A - Research concept and design; B - Collection and/or assembly of data; C - Data analysis and interpretation; D - Writing the article; E - Critical revision of the article; F - Final approval of article
Nooshin Zandi-Sohani   

Plant Protection, Agricultural Sciences and Natural Resources University of Khuzestan, Mollasani, 6341773637, Ahvaz, Iran
Submission date: 2020-11-13
Acceptance date: 2021-02-01
Online publication date: 2021-02-16
The ability of parasitoids in locating hosts determines their success in suppressing the pest population. Chemical stimuli emitted from food products and hosts provoke the searching behavior of parasitoids. Anisopteromalus calandrae (Howard) (Hymenoptera: Pteromalidae) is a generalist idiobiont ectoparasitoid of coleopteran pests in stored products. In the current study, the behavioral responses of A. calandrae females were evaluated regarding host food and different life stages of the host, Callosobruchus maculatus F. (Coleoptera: Chrysomelidae), using a Y-tube olfactometer. The parasitoid was offered uninfested chickpea kernels, damaged chickpea without larvae of C. maculatus, damaged chickpea with preferred stage (4th instar) larvae of C. maculatus, uninfested chickpea + C. maculatus adults, and eggs of C. maculatus on chickpea. In another test, the preference of A. calandrae for either damaged chickpea without larva of C. maculatus or damaged chickpea with non-preferred stage (1st instar) larvae of C. maculatus was studied. The results showed that the females did not prefer uninfested chickpea kernels and adults of C. maculatus. However, they were attracted to damaged kernels with or without larvae, and the kernels containing eggs of C. maculatus. When the female parasitoids had a choice between damaged chickpea without larva of C. maculatus and damaged chickpea with 1st instar larva, they did not prefer one over the other. The results of this investigation can be helpful for using A. calandrae as a biological control agent in stored products.

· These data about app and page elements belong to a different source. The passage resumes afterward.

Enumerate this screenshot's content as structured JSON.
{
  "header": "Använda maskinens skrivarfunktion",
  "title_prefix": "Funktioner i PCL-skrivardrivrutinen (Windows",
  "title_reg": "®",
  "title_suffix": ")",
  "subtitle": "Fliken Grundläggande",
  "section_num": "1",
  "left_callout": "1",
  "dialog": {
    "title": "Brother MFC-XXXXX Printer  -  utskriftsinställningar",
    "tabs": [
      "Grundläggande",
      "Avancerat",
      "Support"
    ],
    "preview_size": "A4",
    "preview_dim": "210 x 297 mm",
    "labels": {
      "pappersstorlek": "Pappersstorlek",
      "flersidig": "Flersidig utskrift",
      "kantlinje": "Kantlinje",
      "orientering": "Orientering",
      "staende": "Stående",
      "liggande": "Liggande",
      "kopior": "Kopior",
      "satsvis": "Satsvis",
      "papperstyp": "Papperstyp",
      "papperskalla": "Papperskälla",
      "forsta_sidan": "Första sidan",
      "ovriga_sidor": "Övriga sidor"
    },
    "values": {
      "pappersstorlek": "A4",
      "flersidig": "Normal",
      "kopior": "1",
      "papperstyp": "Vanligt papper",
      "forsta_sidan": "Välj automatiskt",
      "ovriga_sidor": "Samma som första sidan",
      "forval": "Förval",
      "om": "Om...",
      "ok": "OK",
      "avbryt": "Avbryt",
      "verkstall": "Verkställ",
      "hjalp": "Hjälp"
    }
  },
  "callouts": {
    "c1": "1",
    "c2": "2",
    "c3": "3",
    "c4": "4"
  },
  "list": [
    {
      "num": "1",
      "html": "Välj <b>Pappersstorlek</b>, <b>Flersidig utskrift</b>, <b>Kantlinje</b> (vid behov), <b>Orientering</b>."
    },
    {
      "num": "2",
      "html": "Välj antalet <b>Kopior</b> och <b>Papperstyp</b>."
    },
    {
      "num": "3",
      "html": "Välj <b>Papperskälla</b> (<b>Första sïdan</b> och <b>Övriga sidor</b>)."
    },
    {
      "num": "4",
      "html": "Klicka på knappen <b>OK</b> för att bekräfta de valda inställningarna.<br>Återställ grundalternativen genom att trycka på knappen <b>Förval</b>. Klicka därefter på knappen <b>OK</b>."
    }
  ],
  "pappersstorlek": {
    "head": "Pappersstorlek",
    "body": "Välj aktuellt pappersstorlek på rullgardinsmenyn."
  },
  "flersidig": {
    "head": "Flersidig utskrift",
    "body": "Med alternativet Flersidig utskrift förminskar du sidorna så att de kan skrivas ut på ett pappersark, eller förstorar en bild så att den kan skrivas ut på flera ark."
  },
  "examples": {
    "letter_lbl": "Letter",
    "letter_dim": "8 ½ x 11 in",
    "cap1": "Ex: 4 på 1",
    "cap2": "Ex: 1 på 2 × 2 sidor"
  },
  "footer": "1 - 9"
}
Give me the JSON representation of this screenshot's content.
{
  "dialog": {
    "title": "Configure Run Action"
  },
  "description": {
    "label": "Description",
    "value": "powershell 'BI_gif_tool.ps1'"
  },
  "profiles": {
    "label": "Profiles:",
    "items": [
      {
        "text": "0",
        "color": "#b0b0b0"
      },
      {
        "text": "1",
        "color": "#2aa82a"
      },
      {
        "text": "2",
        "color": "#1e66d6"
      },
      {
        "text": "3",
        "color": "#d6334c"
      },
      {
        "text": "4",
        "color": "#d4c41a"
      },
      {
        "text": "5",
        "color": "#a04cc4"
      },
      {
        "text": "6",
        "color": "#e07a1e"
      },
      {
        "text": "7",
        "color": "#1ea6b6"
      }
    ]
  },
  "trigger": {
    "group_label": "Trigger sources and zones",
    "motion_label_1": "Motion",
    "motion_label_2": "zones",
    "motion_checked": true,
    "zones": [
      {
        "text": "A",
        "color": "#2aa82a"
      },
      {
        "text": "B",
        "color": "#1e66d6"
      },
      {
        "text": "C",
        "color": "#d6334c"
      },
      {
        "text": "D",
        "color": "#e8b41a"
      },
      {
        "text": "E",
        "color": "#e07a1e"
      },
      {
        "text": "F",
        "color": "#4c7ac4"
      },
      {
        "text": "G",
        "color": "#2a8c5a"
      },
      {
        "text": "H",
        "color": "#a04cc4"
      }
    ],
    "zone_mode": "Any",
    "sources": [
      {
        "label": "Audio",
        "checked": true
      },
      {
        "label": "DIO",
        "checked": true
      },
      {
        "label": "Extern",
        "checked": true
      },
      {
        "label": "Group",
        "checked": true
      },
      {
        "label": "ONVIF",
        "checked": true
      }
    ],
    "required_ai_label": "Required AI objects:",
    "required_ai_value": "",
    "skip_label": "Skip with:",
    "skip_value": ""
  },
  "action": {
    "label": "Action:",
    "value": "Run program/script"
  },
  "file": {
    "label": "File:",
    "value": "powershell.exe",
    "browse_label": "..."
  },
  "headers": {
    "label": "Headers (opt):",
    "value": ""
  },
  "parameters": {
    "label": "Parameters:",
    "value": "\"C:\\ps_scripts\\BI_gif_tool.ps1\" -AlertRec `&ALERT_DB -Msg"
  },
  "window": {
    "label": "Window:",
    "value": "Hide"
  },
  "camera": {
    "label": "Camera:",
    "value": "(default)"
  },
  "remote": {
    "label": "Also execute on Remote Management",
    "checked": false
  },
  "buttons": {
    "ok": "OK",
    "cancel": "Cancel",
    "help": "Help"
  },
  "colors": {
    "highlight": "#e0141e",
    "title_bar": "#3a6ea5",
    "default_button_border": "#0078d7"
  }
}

The authors have declared that no conflict of interests exist.